The Idaho Penitentiary was first opened in 1872 and housed many of the most violent and infamous criminals of the West. Now over 130 years later, this penitentiary tour will take visitors around the prisons and shows how the inmates lived for the duration of the site’s 100 year history. The self-guided tours allow visitors to learn the back story of the prisoners and their everyday schedule within the prison. There are even rumors that the place is haunted, so beware of ghosts!
The Old Idaho Penitentiary, 2445 Old Penitentiary Rd, Boise, ID, +1 (208) 334-2844
The picturesque State Capitol sits in the center of the city and is one of the most famous structures in Idaho. The building is called the ‘A Capitol of Light’ and is over 100 years old. The history is not the only interesting thing about this building though; many of the state’s politicians and debate chambers are found here for those interested in politics. One can also enjoy a walk in the gardens and grounds around the building. Guided tours are offered throughout the day, but reservations must be made at least two weeks in advance.
Idaho State Capitol Building, 700 W Jefferson St, Boise, ID, +1 (208) 334-2475
The Anne Frank Human Rights Memorial is a small park found near the Boise River. Within the park, there are different exhibits that are each thought-provoking in their own way and strive to invoke Anne Frank’s spirit of humanity. There is a wall of quotes that holds sayings and quotes from inspiring people throughout history, as well as an exhibit documenting the Universal Declaration of Human Rights that was created by the UN in 1948. The park also includes many sculptures dedicated to the story of Anne Frank, from a life-like sculpture found in the middle of the park to a stone bookcase covered in Anne Frank quotes.
The Anne Frank Human Rights Memorial, 770 S 8th St, Boise, ID, +1 (208) 384-4422
The Albertsons Stadium is home to the Boise State University Bronco team. The stadium can seat nearly 36,000 people and is known for it’s iconic blue turf. People from all over Idaho come to the stadium to watch Bronco games and get rowdy with thousands of other fans. Visitors can still enjoy the stadium when it isn’t football season with tours and a Hall of Fame walk. So, buy some Bronco gear at the gift shop and enjoy a lively game of football.
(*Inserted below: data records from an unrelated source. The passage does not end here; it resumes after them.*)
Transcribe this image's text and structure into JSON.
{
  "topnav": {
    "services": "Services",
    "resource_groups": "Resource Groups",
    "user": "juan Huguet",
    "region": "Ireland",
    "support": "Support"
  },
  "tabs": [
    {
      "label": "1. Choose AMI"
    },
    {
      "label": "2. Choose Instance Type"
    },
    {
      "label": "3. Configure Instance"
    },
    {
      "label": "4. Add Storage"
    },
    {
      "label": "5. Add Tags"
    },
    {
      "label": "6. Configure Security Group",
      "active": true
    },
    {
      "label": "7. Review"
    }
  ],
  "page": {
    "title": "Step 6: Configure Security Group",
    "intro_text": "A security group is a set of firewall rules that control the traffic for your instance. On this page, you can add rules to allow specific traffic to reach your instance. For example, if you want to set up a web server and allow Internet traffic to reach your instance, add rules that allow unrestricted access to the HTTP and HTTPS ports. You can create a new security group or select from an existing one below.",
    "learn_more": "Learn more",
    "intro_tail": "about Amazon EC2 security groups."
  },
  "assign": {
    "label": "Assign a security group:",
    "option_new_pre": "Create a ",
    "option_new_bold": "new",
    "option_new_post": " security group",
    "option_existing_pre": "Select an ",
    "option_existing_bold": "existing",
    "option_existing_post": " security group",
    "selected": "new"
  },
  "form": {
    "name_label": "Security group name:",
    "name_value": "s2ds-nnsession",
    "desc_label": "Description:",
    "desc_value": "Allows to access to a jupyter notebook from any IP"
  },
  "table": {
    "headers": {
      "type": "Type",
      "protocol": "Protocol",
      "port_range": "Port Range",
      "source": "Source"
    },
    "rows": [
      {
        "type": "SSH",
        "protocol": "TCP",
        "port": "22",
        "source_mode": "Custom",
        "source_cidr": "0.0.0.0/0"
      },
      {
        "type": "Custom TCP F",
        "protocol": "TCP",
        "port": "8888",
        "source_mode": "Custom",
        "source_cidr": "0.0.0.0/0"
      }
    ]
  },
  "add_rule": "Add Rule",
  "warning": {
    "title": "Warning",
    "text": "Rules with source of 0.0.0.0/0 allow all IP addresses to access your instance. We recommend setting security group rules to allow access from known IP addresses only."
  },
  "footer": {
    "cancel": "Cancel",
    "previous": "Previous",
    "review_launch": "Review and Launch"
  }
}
The Peregrine Fund has been rescuing and rehabilitating endangered birds of prey since 1970. 14 years later, they built the World Center for Birds of Prey as a headquarters for their mission and have been collecting and preserving dozens of breeds of birds ever since. One can either roam the grounds and see the birds in their natural habitat or visit the The Velma Morrison Interpretive Center, which is an interactive educational center with plenty of information about the Peregrine Fund and the birds that they have rescued.
World Center for Birds of Prey, 5668 W Flying Hawk Ln, Boise, ID, +1 (208) 362-8687
St. Johns Cathedral has an interesting history within Boise. Built in 1876, it was the second Catholic church to be built in Boise (the first one burnt down in 1870). The cathedral has beautiful stained glass windows which show the Adoration of the Magi and pictures of St. Alphonsus and St. Theresa, as well as other depictions. There is a beautiful and historic organ that encompasses the whole mezzanine area and the church bells can be heard right around the city.
St. Johns Cathedral, 775 N 8th St, Boise, ID, +1 (208) 342-3511
The Idaho Botanical Gardens are another beautiful outdoor activity for both locals and visitors. Found near the Idaho Penitentiary, the gardens are full of flowers, plants and trees from all over the world. Opened all year round, the gardens have different seasonal events, including the famous Winter Garden a Glow where they light up the whole garden in Christmas lights. The Idaho Botanical Gardens allow anyone to stop and smell the roses when in this beautiful city.
Idaho Botanical Garden, 2355 Old Penitentiary Rd, Boise, ID, +1 (208) 343-8649
The Egyptian Theater has been a part of the Boise downtown since 1927. Though the building has gone through many changes over the years, it is still structured after King Tut’s tomb and other Egyptian aesthetics. Stepping into the theater makes customers feel like they are traveling back into Old Hollywood, with plush red carpets and art deco design all around. The movie theater usually plays classic movies, but is also the home of the Idaho Opera if you’re in search of something a tad more cultured.
Egyptian Theater, 700 W Main St, Boise, ID, +1 (208) 345-0454